Data extract Start Marker
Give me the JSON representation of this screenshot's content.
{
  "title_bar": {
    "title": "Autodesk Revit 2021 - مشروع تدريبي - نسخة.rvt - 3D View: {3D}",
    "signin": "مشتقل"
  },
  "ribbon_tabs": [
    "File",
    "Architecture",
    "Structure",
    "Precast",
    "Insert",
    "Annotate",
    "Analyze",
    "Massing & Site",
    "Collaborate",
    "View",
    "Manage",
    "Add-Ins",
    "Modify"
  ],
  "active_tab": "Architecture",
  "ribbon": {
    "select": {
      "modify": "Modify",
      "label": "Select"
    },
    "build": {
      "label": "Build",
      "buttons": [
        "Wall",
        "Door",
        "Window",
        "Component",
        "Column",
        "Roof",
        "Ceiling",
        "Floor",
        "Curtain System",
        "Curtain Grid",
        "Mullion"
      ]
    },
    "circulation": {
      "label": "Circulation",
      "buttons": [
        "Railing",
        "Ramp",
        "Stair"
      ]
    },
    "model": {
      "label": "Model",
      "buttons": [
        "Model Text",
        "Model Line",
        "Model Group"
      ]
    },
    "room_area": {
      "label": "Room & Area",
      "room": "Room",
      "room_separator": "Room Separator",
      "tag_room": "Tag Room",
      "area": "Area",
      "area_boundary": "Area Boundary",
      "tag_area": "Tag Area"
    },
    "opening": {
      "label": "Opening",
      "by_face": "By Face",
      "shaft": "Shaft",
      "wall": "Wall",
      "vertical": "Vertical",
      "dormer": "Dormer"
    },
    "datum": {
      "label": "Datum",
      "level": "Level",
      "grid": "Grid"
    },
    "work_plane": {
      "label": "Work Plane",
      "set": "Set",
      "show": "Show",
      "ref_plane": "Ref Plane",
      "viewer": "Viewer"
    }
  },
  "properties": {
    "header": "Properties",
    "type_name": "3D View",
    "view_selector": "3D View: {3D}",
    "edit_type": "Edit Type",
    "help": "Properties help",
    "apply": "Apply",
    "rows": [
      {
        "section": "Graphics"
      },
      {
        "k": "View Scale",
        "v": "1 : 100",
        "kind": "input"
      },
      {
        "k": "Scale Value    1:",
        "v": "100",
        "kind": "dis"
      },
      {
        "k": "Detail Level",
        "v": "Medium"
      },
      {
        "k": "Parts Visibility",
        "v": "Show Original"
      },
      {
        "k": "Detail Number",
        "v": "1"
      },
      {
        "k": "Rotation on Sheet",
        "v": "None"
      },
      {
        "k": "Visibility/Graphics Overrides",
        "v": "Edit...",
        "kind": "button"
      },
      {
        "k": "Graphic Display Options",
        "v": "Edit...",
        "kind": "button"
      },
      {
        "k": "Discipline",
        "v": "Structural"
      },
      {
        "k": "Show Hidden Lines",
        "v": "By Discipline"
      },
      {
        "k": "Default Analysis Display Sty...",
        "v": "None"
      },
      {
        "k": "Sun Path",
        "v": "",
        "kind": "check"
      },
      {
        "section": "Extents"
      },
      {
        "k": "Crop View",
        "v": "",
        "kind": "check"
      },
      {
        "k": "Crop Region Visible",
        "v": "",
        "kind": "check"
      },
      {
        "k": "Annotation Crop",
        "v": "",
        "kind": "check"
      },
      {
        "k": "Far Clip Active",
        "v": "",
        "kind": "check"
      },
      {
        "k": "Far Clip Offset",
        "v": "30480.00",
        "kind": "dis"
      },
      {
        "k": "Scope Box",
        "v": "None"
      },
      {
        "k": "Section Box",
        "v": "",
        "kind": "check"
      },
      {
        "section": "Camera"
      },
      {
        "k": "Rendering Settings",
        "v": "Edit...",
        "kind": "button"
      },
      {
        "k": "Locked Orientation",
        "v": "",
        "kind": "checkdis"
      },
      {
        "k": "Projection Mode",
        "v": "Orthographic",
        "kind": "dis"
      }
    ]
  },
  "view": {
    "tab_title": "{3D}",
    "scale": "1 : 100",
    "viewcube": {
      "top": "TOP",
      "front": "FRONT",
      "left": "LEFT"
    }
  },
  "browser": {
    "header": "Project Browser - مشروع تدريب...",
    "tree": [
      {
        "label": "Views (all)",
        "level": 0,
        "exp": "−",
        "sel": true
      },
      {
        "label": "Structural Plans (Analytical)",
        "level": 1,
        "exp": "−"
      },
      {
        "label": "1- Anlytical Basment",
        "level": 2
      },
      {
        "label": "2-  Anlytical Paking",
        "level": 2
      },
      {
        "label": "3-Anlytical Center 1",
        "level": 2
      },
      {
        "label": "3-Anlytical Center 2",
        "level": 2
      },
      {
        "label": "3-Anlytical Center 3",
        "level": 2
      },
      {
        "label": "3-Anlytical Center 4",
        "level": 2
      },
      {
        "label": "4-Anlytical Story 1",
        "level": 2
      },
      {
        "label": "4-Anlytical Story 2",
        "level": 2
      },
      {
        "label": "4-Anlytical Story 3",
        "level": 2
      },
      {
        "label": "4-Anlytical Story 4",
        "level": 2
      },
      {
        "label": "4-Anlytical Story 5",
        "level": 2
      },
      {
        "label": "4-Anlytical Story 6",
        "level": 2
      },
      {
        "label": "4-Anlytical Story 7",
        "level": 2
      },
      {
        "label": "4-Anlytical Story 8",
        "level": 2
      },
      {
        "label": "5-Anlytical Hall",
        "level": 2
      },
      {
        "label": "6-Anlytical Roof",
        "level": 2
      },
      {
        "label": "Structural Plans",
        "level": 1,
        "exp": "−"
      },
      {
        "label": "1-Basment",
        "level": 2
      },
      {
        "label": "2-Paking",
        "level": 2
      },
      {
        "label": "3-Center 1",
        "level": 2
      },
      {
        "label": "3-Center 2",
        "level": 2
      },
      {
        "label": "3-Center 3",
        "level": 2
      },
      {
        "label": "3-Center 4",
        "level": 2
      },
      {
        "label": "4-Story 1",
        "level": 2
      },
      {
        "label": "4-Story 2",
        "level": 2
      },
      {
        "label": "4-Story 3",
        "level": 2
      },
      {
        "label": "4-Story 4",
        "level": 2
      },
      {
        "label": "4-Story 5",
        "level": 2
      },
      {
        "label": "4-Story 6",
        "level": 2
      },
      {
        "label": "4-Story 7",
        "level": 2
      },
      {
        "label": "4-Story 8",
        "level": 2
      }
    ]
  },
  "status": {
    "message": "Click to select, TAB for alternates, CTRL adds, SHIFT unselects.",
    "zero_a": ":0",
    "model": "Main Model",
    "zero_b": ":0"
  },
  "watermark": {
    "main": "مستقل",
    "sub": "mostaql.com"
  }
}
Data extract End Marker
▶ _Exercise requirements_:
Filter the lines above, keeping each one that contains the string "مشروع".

▶ _Written response_:
    "title": "Autodesk Revit 2021 - مشروع تدريبي - نسخة.rvt - 3D View: {3D}",
    "header": "Project Browser - مشروع تدريب...",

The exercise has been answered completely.